*** Excerpted data ***

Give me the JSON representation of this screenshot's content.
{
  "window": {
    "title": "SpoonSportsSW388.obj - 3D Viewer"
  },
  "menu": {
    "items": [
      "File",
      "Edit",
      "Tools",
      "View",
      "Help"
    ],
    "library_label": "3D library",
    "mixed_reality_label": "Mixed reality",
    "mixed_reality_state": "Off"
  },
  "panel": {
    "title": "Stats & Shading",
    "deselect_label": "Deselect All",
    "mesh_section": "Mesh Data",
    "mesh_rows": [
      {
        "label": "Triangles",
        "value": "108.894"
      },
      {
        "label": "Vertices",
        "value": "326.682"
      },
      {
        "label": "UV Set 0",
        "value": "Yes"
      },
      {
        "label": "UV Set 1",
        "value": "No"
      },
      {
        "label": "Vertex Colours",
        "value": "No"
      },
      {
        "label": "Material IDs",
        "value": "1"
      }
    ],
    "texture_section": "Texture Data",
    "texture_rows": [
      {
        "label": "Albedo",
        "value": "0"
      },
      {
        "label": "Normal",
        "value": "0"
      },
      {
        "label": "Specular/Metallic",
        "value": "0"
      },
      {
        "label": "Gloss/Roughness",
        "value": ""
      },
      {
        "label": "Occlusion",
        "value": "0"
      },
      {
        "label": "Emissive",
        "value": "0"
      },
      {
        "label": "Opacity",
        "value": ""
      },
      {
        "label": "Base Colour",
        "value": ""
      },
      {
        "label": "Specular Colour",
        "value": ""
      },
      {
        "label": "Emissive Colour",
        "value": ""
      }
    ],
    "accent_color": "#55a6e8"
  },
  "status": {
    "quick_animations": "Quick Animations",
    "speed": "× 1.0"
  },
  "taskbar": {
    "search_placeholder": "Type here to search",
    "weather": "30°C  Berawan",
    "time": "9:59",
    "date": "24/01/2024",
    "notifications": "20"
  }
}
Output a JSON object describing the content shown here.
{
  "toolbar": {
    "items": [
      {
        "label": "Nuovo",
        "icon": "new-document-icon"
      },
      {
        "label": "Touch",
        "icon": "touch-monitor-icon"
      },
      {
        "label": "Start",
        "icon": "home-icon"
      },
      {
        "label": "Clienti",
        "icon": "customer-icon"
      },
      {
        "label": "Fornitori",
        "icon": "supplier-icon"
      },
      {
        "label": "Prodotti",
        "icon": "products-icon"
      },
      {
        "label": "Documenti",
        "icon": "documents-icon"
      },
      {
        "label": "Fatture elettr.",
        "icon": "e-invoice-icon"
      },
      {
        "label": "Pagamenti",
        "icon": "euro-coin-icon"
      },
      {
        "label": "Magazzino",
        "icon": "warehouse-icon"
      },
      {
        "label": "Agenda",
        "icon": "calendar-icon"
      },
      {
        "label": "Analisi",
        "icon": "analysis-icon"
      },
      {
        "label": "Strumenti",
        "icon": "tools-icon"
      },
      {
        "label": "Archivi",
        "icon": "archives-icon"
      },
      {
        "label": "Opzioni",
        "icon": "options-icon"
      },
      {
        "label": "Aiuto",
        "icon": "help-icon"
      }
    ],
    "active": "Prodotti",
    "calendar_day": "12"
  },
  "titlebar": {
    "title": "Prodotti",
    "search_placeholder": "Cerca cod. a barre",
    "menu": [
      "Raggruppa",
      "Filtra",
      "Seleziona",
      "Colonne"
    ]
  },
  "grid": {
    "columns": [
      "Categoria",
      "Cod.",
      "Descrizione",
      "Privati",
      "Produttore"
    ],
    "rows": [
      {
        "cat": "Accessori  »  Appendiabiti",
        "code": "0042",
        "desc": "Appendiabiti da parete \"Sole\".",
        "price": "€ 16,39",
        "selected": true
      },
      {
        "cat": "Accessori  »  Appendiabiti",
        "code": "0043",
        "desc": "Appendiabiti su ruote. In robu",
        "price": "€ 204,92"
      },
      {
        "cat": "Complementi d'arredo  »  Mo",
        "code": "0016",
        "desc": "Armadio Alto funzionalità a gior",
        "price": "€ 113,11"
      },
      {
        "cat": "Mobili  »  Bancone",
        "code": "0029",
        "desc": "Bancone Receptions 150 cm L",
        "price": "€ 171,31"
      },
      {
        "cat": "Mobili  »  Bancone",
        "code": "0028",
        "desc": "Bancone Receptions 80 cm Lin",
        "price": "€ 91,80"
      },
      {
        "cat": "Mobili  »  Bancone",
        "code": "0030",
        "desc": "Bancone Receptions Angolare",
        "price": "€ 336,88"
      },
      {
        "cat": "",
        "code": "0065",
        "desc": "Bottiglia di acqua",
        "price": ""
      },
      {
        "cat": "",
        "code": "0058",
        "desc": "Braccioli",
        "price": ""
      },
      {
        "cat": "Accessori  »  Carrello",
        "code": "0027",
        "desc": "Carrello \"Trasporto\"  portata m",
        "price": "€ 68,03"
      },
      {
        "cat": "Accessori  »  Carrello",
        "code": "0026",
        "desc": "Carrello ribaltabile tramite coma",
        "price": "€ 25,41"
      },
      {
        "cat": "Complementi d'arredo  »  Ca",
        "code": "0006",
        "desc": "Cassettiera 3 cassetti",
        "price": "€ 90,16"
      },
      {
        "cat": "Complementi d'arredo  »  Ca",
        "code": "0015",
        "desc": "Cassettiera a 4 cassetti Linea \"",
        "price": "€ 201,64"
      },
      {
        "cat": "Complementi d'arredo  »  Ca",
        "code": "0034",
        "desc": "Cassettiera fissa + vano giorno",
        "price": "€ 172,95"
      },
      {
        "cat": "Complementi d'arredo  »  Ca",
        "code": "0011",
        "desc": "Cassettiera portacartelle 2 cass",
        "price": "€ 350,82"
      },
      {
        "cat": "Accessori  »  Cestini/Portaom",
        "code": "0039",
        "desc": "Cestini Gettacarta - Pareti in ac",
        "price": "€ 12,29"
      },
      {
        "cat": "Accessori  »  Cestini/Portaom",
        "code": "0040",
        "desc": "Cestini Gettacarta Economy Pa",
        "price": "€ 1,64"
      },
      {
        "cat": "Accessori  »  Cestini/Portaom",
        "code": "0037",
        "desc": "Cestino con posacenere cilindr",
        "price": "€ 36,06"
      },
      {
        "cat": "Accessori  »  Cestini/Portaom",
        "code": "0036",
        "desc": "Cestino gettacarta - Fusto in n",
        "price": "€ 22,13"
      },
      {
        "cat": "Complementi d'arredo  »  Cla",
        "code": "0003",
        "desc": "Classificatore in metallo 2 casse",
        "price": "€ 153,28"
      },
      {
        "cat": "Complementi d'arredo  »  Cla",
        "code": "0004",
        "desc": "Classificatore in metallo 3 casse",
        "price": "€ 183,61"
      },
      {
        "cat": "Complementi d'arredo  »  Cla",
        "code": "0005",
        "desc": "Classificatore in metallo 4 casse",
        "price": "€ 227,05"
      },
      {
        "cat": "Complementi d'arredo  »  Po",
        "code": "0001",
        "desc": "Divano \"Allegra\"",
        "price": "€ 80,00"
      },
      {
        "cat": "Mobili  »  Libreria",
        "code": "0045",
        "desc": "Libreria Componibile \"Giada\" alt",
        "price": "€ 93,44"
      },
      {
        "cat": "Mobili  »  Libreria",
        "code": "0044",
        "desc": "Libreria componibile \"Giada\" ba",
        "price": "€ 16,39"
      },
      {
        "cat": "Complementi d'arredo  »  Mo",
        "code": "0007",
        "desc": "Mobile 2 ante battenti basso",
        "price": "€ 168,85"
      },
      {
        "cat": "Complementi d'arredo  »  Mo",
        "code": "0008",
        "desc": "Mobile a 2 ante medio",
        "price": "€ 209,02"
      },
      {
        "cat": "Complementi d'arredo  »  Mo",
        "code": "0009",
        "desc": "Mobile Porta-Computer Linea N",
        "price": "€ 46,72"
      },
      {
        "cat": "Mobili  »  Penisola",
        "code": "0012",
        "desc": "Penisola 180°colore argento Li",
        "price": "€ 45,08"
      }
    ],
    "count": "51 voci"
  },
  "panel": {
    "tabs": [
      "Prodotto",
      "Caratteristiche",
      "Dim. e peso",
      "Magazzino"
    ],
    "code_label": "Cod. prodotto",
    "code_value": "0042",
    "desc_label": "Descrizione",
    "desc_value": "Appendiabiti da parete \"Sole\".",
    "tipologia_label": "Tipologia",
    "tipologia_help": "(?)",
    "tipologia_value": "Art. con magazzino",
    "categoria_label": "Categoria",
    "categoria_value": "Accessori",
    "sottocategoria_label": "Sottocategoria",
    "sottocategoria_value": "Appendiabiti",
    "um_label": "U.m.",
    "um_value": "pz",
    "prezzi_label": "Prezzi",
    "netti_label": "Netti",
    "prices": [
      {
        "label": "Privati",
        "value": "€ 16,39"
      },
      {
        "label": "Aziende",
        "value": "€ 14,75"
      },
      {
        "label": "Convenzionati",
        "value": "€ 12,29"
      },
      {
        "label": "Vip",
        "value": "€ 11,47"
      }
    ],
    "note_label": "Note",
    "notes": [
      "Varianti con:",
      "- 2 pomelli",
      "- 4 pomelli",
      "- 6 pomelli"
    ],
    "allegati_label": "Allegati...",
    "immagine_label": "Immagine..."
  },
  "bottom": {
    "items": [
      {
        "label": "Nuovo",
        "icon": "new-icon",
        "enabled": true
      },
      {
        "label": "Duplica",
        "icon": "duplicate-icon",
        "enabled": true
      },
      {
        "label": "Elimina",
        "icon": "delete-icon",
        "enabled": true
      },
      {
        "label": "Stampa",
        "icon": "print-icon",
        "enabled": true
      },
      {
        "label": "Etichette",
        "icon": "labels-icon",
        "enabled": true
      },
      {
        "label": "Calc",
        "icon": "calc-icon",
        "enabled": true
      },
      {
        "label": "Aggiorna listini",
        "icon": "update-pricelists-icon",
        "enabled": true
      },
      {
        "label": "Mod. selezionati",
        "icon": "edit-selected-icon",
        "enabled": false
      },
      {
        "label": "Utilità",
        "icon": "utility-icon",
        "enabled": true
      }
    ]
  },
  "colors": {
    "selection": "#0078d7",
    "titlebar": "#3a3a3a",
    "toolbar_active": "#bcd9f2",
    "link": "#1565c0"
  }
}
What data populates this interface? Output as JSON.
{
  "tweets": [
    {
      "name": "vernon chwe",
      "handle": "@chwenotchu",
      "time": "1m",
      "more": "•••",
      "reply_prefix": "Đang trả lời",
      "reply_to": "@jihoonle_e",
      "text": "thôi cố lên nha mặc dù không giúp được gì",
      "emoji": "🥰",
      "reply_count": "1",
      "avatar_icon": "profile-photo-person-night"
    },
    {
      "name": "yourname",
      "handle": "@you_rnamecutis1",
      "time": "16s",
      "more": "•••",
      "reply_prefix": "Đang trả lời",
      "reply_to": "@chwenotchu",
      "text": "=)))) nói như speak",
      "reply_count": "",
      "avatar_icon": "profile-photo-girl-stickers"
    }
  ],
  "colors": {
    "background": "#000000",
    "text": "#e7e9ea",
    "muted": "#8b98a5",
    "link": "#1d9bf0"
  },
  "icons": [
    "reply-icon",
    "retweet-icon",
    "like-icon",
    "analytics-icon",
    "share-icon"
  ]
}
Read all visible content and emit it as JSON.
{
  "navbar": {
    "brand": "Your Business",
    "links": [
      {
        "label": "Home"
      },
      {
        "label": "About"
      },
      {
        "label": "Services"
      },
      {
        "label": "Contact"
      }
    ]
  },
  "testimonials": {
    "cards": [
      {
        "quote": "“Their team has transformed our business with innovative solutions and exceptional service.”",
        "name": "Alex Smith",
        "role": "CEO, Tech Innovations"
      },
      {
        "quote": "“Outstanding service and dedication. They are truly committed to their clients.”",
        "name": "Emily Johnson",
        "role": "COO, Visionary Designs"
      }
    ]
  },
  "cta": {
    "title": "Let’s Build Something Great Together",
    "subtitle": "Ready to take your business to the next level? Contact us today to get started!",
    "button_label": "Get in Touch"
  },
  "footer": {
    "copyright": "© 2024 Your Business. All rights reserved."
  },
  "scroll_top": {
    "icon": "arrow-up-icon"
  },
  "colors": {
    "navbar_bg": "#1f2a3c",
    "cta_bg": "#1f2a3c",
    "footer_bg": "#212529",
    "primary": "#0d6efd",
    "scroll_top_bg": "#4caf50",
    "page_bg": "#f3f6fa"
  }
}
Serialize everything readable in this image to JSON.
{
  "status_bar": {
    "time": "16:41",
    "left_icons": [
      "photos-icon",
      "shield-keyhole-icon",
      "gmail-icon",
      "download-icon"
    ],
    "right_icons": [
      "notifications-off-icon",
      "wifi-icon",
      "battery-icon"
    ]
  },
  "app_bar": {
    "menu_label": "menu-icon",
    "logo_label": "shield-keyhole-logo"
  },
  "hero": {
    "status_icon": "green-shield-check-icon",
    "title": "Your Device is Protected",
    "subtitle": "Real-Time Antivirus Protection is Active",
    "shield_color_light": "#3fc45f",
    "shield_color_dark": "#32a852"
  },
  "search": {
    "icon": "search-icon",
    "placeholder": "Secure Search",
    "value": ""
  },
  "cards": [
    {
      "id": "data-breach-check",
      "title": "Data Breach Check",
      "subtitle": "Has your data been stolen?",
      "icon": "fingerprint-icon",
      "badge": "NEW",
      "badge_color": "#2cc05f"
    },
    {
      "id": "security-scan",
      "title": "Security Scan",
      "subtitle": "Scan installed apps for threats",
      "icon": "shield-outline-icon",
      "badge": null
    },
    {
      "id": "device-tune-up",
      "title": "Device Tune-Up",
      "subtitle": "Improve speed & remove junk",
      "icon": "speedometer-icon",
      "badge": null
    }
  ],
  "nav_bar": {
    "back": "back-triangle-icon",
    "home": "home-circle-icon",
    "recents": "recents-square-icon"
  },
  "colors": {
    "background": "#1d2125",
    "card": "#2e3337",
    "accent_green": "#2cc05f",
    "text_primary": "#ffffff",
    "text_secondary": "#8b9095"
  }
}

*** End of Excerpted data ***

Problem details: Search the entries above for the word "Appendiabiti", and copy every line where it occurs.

Exercise result:
        "cat": "Accessori  »  Appendiabiti",
        "desc": "Appendiabiti da parete \"Sole\".",
        "cat": "Accessori  »  Appendiabiti",
        "desc": "Appendiabiti su ruote. In robu",
    "desc_value": "Appendiabiti da parete \"Sole\".",
    "sottocategoria_value": "Appendiabiti",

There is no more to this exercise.